Politicians have condemned “vile” and “violent” language used against Theresa May over her Brexit negotiations.
In an article in the Sunday Times, a Tory backbencher was quoted as saying: “The moment is coming when the knife gets heated, stuck in her front and twisted. She’ll be dead soon.”
The PM was also told to “bring her own noose” to a meeting later this week.
One MP asked: “Have they learned nothing following the assassination of Jo Cox?”
Labour MP Mrs Cox was murdered in her West Yorkshire constituency by right-wing extremist Thomas Mair, a week before the Brexit referendum in June 2016.
The prime minister’s official spokesman said: “Personal vitriol has no place in our politics.”
Mrs May is expected to tell Parliament on Monday that the withdrawal deal with the EU is 95% complete and that “important progress has been made” – but the Irish border remains a sticking point in negotiations.
Labour MP Yvette Cooper, chairwoman of the Commons Home Affairs committee, said the unnamed backbencher who made the comments should be publicly named to stop them from doing it again.
“This is vile and dehumanising language towards a woman MP, towards a prime minister who, no matter how much you might disagree with her, is someone who is doing a job in public life,” she said.
“Nobody should be subject to that kind of violent language, which I think is normalising violence in public debate at a time when we lost Jo Cox, we have had threats against Rosie Cooper, we have had other violent death threats against women MPs.”
Scotland’s First Minister, Nicola Sturgeon, also condemned the use of language:
And some Conservative MPs echoed the criticism.
Nicky Morgan tweeted that it is “not healthy politics” to use such language, while Scottish Conservative Paul Masterton said the “snivelling cowards” who made the comments should be reported to the police.

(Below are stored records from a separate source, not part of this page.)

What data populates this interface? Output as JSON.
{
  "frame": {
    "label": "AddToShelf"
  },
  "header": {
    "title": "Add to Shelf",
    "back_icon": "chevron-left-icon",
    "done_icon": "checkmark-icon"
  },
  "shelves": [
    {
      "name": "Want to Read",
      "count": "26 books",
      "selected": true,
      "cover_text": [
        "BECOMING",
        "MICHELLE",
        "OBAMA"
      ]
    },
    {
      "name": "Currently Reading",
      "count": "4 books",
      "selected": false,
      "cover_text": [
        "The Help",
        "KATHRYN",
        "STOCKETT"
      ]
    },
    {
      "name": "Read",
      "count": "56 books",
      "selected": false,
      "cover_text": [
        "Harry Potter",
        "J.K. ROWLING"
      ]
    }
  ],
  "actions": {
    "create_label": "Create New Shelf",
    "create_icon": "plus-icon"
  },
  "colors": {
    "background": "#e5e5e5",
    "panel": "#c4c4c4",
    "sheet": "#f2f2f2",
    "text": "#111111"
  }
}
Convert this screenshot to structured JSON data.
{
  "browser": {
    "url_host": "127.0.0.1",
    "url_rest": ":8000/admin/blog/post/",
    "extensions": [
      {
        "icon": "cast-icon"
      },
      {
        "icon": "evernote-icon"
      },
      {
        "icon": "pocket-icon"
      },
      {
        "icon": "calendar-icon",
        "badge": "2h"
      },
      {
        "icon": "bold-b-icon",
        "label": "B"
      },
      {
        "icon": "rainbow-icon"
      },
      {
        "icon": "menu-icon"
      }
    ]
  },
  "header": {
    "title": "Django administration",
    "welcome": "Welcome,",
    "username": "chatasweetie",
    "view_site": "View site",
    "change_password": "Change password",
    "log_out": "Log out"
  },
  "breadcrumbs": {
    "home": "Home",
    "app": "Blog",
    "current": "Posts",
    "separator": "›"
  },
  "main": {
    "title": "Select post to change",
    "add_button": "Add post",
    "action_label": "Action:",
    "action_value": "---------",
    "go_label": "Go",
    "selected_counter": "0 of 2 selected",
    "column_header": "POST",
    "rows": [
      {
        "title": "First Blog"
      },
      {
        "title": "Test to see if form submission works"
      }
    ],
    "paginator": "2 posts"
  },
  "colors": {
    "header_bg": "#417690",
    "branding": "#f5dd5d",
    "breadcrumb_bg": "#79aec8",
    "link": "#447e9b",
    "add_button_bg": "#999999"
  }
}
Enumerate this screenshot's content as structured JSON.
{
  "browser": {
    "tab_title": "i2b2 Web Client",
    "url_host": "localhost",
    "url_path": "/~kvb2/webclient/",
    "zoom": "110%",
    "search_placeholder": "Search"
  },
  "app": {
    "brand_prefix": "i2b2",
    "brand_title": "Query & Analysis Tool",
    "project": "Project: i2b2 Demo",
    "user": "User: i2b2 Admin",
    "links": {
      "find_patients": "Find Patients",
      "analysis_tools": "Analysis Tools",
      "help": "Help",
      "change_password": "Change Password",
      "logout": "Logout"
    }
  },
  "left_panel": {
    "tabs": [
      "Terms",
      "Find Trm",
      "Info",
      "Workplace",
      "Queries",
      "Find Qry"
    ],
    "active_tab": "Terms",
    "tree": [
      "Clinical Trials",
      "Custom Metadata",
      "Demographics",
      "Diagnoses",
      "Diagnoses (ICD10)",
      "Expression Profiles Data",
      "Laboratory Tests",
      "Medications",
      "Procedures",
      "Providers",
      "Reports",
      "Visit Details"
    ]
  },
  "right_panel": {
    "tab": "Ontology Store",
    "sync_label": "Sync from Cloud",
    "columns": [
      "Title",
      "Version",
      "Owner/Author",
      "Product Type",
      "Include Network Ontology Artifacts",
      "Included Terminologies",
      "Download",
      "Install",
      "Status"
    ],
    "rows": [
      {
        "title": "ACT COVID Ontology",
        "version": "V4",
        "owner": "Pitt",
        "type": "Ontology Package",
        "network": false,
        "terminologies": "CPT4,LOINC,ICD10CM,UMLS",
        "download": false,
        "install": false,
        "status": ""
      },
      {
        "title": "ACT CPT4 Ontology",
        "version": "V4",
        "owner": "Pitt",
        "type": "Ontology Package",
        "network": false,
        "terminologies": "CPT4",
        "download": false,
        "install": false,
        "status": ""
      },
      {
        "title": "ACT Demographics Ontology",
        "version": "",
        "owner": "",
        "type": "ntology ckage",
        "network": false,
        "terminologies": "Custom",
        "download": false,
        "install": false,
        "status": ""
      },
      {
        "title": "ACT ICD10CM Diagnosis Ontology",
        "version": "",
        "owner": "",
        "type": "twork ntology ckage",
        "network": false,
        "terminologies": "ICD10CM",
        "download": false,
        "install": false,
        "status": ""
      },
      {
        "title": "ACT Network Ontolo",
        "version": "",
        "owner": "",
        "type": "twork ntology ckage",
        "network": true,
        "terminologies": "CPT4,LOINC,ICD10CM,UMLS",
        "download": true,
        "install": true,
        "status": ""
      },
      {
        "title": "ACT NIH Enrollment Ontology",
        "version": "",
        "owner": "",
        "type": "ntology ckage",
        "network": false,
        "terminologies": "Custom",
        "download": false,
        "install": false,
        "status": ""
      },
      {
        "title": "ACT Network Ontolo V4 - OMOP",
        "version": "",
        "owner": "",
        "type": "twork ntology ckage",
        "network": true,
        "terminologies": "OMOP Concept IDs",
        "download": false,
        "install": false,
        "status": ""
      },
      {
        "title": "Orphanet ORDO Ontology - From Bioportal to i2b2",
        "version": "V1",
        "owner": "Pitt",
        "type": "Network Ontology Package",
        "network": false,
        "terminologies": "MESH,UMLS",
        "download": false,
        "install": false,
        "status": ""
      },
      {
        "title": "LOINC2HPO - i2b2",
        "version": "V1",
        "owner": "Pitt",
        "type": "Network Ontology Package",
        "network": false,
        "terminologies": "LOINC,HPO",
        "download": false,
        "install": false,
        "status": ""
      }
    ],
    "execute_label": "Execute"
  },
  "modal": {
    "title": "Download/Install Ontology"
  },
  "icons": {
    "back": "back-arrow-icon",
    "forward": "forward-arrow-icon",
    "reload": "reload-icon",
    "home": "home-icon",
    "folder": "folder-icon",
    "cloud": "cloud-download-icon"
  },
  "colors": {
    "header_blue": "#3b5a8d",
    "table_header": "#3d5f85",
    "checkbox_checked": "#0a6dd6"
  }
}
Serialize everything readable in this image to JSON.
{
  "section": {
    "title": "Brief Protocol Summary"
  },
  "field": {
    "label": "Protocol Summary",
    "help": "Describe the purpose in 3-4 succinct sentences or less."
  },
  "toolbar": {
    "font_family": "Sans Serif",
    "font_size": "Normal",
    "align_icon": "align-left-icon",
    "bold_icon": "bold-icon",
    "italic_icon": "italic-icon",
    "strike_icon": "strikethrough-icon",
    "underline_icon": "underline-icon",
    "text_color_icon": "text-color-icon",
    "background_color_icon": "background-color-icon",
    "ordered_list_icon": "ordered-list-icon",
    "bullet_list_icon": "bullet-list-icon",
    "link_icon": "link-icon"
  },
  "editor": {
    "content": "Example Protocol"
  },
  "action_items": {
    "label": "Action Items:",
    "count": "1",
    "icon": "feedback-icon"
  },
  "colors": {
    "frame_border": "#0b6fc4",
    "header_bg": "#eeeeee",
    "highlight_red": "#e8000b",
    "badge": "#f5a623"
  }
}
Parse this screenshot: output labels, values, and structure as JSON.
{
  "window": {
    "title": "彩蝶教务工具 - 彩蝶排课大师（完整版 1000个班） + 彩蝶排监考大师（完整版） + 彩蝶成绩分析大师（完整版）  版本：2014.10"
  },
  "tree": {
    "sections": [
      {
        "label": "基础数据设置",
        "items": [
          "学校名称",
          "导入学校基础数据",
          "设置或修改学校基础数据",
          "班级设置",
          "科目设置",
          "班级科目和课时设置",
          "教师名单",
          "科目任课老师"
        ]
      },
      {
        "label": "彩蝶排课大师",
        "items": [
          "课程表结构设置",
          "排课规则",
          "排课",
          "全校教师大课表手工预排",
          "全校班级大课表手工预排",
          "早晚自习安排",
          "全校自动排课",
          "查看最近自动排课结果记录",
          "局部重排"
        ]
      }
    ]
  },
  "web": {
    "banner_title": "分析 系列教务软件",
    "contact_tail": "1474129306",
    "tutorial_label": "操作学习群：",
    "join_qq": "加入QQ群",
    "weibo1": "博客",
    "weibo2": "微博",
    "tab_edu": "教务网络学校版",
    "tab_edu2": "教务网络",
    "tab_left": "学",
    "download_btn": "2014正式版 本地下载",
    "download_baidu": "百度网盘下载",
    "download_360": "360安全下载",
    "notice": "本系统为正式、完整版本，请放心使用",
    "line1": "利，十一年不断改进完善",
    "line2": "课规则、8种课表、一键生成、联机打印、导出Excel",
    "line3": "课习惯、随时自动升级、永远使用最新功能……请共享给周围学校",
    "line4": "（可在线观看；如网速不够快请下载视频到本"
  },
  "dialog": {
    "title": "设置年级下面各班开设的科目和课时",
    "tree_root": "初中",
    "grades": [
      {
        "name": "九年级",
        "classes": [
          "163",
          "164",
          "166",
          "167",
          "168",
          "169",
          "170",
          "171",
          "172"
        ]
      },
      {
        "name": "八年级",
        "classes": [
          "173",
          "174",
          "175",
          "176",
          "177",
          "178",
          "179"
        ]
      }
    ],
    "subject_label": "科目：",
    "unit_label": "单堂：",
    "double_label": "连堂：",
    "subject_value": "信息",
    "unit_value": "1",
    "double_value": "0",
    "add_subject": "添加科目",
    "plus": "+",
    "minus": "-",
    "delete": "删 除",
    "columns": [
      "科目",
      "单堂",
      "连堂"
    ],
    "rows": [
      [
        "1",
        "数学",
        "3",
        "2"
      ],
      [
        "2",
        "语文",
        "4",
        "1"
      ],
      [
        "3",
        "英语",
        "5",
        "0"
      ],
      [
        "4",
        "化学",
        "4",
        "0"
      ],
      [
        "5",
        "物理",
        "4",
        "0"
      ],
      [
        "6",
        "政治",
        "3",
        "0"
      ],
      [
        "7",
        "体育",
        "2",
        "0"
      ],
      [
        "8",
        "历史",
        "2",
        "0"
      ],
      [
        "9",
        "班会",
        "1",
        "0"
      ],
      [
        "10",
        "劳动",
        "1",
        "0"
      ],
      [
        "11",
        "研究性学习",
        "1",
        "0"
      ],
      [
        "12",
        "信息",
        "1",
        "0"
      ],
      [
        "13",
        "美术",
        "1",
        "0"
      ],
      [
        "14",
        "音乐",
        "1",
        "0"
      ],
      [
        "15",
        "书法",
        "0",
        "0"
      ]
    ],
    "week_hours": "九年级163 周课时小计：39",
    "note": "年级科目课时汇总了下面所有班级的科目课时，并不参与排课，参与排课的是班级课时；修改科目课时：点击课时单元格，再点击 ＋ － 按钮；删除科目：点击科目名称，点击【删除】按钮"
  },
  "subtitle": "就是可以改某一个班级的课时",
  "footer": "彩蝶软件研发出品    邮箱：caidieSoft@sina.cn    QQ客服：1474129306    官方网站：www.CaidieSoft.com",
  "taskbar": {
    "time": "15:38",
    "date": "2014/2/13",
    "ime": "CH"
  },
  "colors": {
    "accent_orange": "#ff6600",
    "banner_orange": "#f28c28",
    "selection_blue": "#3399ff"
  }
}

Sarah Wollaston also called them “spineless cowards” and raised the death of Mrs Cox.
Asked on BBC Radio 4’s Today programme about the language, Brexit-backing Conservative MP Mark Francois said it was “unacceptable”, but that he would not tell Chief Whip Julian Smith how to do his job.
Instead, he criticised a “bunker mentality” in Downing Street, adding: “The problem is that there is a lot of frustration on the backbenches at the moment, both among Leavers and Remainers, at the general state of play.
“When you try to convey that to No 10, no-one is listening.”
This led to a fresh wave of criticism from his colleagues, including Remain-backing Tories Heidi Allen and Anna Soubry.
Fellow Brexiteer Tory Andrew Bridgen said the language was “unhelpful” and warned his Leave-supporting colleagues that it risked increasing support for Mrs May.
He told ITV’s Good Morning Britain: “At the moment that [language] is unhelpful. It won’t persuade colleagues to back a change of leadership.
“It’s actually going to be counterproductive at this point.”
Asked how Theresa May viewed the use of such language, her official spokesman said: “I don’t intend to dignify those specific anonymous comments with a response.
“The prime minister has always been very clear that we must set a tone in public discourse that is neither dehumanising nor derogatory.
“Personal vitriol has no place in our politics.”